* DESCRIPTION OF THE TASK *
Output every entry below word for word, minus the images.

(Website and app data records)
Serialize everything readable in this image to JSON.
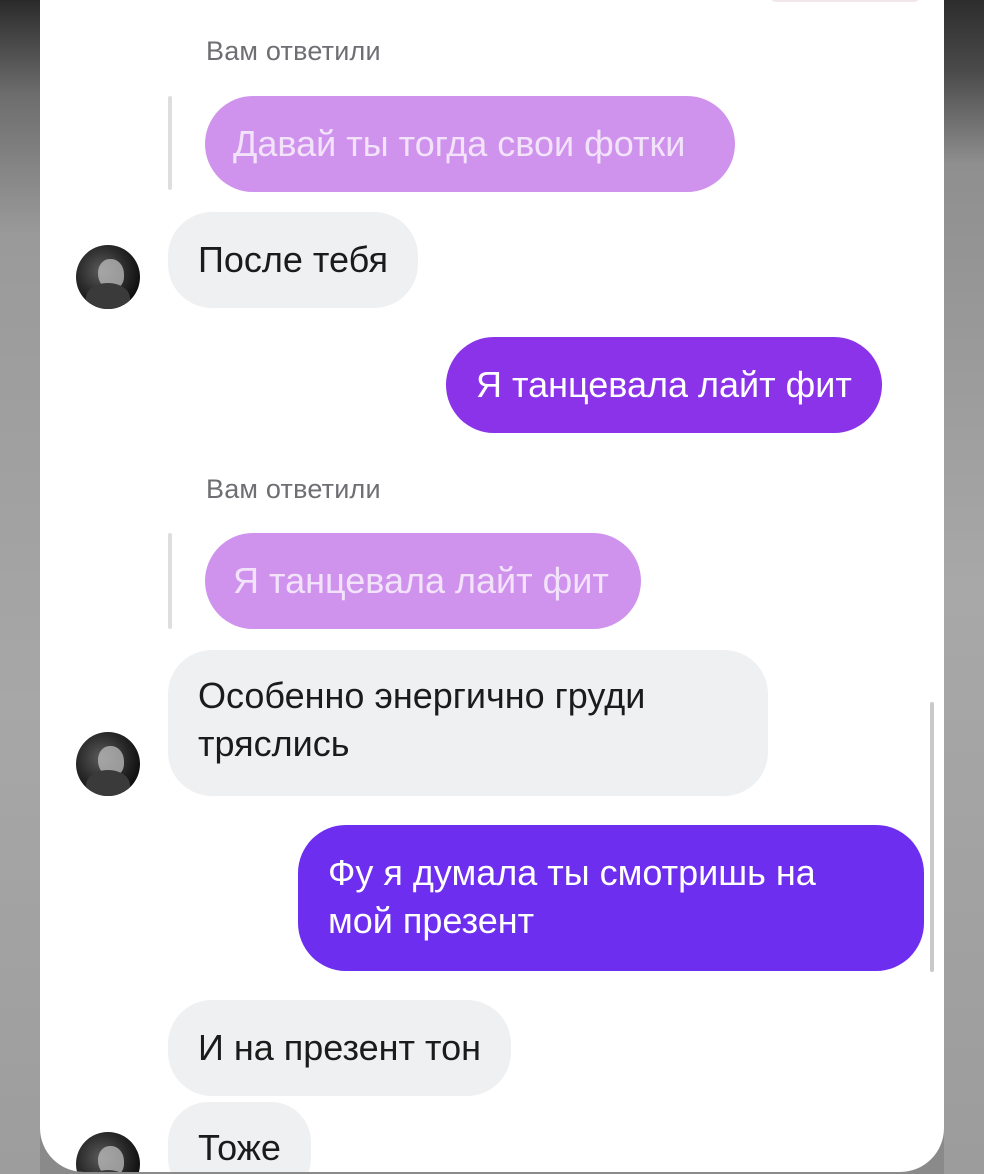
{
  "chat": {
    "reply_label_1": "Вам ответили",
    "quoted_1": "Давай ты тогда свои фотки",
    "msg_in_1": "После тебя",
    "msg_out_1": "Я танцевала лайт фит",
    "reply_label_2": "Вам ответили",
    "quoted_2": "Я танцевала лайт фит",
    "msg_in_2_line1": "Особенно энергично груди",
    "msg_in_2_line2": "тряслись",
    "msg_out_2_line1": "Фу я думала ты смотришь на",
    "msg_out_2_line2": "мой презент",
    "msg_in_3": "И на презент тон",
    "msg_in_4": "Тоже"
  },
  "colors": {
    "quoted_bubble": "#cf93ed",
    "incoming_bubble": "#eff0f2",
    "outgoing_bubble_1": "#8b33e9",
    "outgoing_bubble_2": "#6d2ef0"
  },
  "icons": {
    "avatar": "avatar-photo"
  }
}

* REPLY TO THE EXERCISE *
Serialize everything readable in this image to JSON.
{
  "chat": {
    "reply_label_1": "Вам ответили",
    "quoted_1": "Давай ты тогда свои фотки",
    "msg_in_1": "После тебя",
    "msg_out_1": "Я танцевала лайт фит",
    "reply_label_2": "Вам ответили",
    "quoted_2": "Я танцевала лайт фит",
    "msg_in_2_line1": "Особенно энергично груди",
    "msg_in_2_line2": "тряслись",
    "msg_out_2_line1": "Фу я думала ты смотришь на",
    "msg_out_2_line2": "мой презент",
    "msg_in_3": "И на презент тон",
    "msg_in_4": "Тоже"
  },
  "colors": {
    "quoted_bubble": "#cf93ed",
    "incoming_bubble": "#eff0f2",
    "outgoing_bubble_1": "#8b33e9",
    "outgoing_bubble_2": "#6d2ef0"
  },
  "icons": {
    "avatar": "avatar-photo"
  }
}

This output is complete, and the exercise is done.